> INSTRUCTIONS FOR THE TASK:
Return each line of the data below exactly, omitting any pictures.
++++ DATA FOR THIS TASK
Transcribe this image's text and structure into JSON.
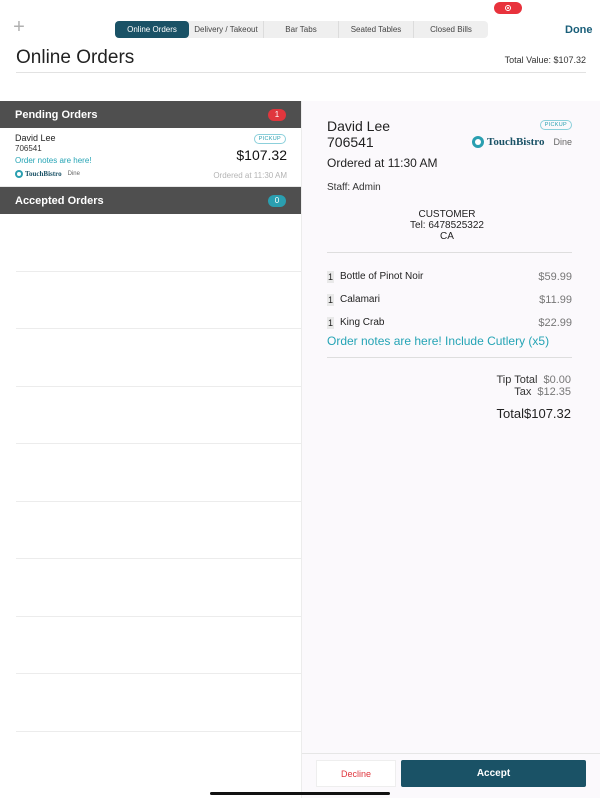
{
  "colors": {
    "accent": "#1a5266",
    "teal": "#2a9fb0",
    "danger": "#e0363d",
    "section_bar": "#4f4f4f"
  },
  "toolbar": {
    "add_icon": "plus-icon",
    "tabs": [
      {
        "label": "Online Orders",
        "active": true
      },
      {
        "label": "Delivery / Takeout",
        "active": false
      },
      {
        "label": "Bar Tabs",
        "active": false
      },
      {
        "label": "Seated Tables",
        "active": false
      },
      {
        "label": "Closed Bills",
        "active": false
      }
    ],
    "done_label": "Done",
    "recording_icon": "screen-record-icon"
  },
  "header": {
    "title": "Online Orders",
    "total_value": "Total Value: $107.32"
  },
  "pending": {
    "label": "Pending Orders",
    "count": "1",
    "orders": [
      {
        "name": "David Lee",
        "number": "706541",
        "notes": "Order notes are here!",
        "brand": "TouchBistro",
        "mode": "Dine",
        "tag": "PICKUP",
        "price": "$107.32",
        "time": "Ordered at 11:30 AM"
      }
    ]
  },
  "accepted": {
    "label": "Accepted Orders",
    "count": "0"
  },
  "detail": {
    "name": "David Lee",
    "number": "706541",
    "tag": "PICKUP",
    "brand": "TouchBistro",
    "mode": "Dine",
    "ordered_at": "Ordered at 11:30 AM",
    "staff": "Staff: Admin",
    "customer": {
      "heading": "CUSTOMER",
      "tel": "Tel: 6478525322",
      "region": "CA"
    },
    "items": [
      {
        "qty": "1",
        "name": "Bottle of Pinot Noir",
        "price": "$59.99"
      },
      {
        "qty": "1",
        "name": "Calamari",
        "price": "$11.99"
      },
      {
        "qty": "1",
        "name": "King Crab",
        "price": "$22.99"
      }
    ],
    "notes": "Order notes are here! Include Cutlery (x5)",
    "tip_label": "Tip Total",
    "tip_value": "$0.00",
    "tax_label": "Tax",
    "tax_value": "$12.35",
    "total_label": "Total",
    "total_value": "$107.32"
  },
  "footer": {
    "decline_label": "Decline",
    "accept_label": "Accept"
  }
}
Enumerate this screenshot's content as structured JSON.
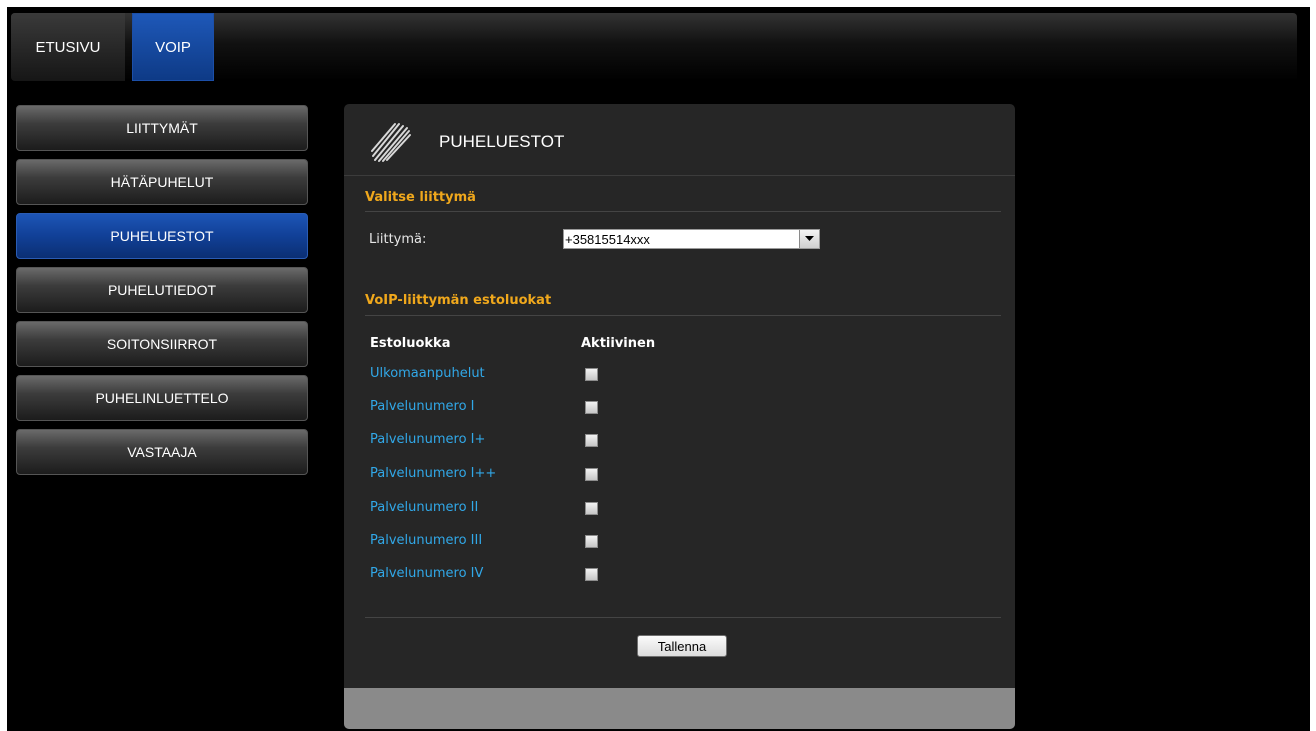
{
  "top_nav": {
    "tabs": [
      {
        "label": "ETUSIVU",
        "active": false
      },
      {
        "label": "VOIP",
        "active": true
      }
    ]
  },
  "sidebar": {
    "items": [
      {
        "label": "LIITTYMÄT",
        "active": false
      },
      {
        "label": "HÄTÄPUHELUT",
        "active": false
      },
      {
        "label": "PUHELUESTOT",
        "active": true
      },
      {
        "label": "PUHELUTIEDOT",
        "active": false
      },
      {
        "label": "SOITONSIIRROT",
        "active": false
      },
      {
        "label": "PUHELINLUETTELO",
        "active": false
      },
      {
        "label": "VASTAAJA",
        "active": false
      }
    ]
  },
  "panel": {
    "title": "PUHELUESTOT",
    "select_section": {
      "title": "Valitse liittymä",
      "field_label": "Liittymä:",
      "selected_value": "+35815514xxx"
    },
    "restrictions_section": {
      "title": "VoIP-liittymän estoluokat",
      "columns": [
        "Estoluokka",
        "Aktiivinen"
      ],
      "rows": [
        {
          "label": "Ulkomaanpuhelut",
          "checked": false
        },
        {
          "label": "Palvelunumero I",
          "checked": false
        },
        {
          "label": "Palvelunumero I+",
          "checked": false
        },
        {
          "label": "Palvelunumero I++",
          "checked": false
        },
        {
          "label": "Palvelunumero II",
          "checked": false
        },
        {
          "label": "Palvelunumero III",
          "checked": false
        },
        {
          "label": "Palvelunumero IV",
          "checked": false
        }
      ]
    },
    "save_label": "Tallenna"
  },
  "colors": {
    "accent_blue": "#114097",
    "section_title": "#f0a81c",
    "link_blue": "#31a8e8"
  }
}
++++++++
> WORKED SOLUTION:
Transcribe this image's text and structure into JSON.
{
  "colors": {
    "accent": "#1a5266",
    "teal": "#2a9fb0",
    "danger": "#e0363d",
    "section_bar": "#4f4f4f"
  },
  "toolbar": {
    "add_icon": "plus-icon",
    "tabs": [
      {
        "label": "Online Orders",
        "active": true
      },
      {
        "label": "Delivery / Takeout",
        "active": false
      },
      {
        "label": "Bar Tabs",
        "active": false
      },
      {
        "label": "Seated Tables",
        "active": false
      },
      {
        "label": "Closed Bills",
        "active": false
      }
    ],
    "done_label": "Done",
    "recording_icon": "screen-record-icon"
  },
  "header": {
    "title": "Online Orders",
    "total_value": "Total Value: $107.32"
  },
  "pending": {
    "label": "Pending Orders",
    "count": "1",
    "orders": [
      {
        "name": "David Lee",
        "number": "706541",
        "notes": "Order notes are here!",
        "brand": "TouchBistro",
        "mode": "Dine",
        "tag": "PICKUP",
        "price": "$107.32",
        "time": "Ordered at 11:30 AM"
      }
    ]
  },
  "accepted": {
    "label": "Accepted Orders",
    "count": "0"
  },
  "detail": {
    "name": "David Lee",
    "number": "706541",
    "tag": "PICKUP",
    "brand": "TouchBistro",
    "mode": "Dine",
    "ordered_at": "Ordered at 11:30 AM",
    "staff": "Staff: Admin",
    "customer": {
      "heading": "CUSTOMER",
      "tel": "Tel: 6478525322",
      "region": "CA"
    },
    "items": [
      {
        "qty": "1",
        "name": "Bottle of Pinot Noir",
        "price": "$59.99"
      },
      {
        "qty": "1",
        "name": "Calamari",
        "price": "$11.99"
      },
      {
        "qty": "1",
        "name": "King Crab",
        "price": "$22.99"
      }
    ],
    "notes": "Order notes are here! Include Cutlery (x5)",
    "tip_label": "Tip Total",
    "tip_value": "$0.00",
    "tax_label": "Tax",
    "tax_value": "$12.35",
    "total_label": "Total",
    "total_value": "$107.32"
  },
  "footer": {
    "decline_label": "Decline",
    "accept_label": "Accept"
  }
}
Enumerate this screenshot's content as structured JSON.
{
  "top_nav": {
    "tabs": [
      {
        "label": "ETUSIVU",
        "active": false
      },
      {
        "label": "VOIP",
        "active": true
      }
    ]
  },
  "sidebar": {
    "items": [
      {
        "label": "LIITTYMÄT",
        "active": false
      },
      {
        "label": "HÄTÄPUHELUT",
        "active": false
      },
      {
        "label": "PUHELUESTOT",
        "active": true
      },
      {
        "label": "PUHELUTIEDOT",
        "active": false
      },
      {
        "label": "SOITONSIIRROT",
        "active": false
      },
      {
        "label": "PUHELINLUETTELO",
        "active": false
      },
      {
        "label": "VASTAAJA",
        "active": false
      }
    ]
  },
  "panel": {
    "title": "PUHELUESTOT",
    "select_section": {
      "title": "Valitse liittymä",
      "field_label": "Liittymä:",
      "selected_value": "+35815514xxx"
    },
    "restrictions_section": {
      "title": "VoIP-liittymän estoluokat",
      "columns": [
        "Estoluokka",
        "Aktiivinen"
      ],
      "rows": [
        {
          "label": "Ulkomaanpuhelut",
          "checked": false
        },
        {
          "label": "Palvelunumero I",
          "checked": false
        },
        {
          "label": "Palvelunumero I+",
          "checked": false
        },
        {
          "label": "Palvelunumero I++",
          "checked": false
        },
        {
          "label": "Palvelunumero II",
          "checked": false
        },
        {
          "label": "Palvelunumero III",
          "checked": false
        },
        {
          "label": "Palvelunumero IV",
          "checked": false
        }
      ]
    },
    "save_label": "Tallenna"
  },
  "colors": {
    "accent_blue": "#114097",
    "section_title": "#f0a81c",
    "link_blue": "#31a8e8"
  }
}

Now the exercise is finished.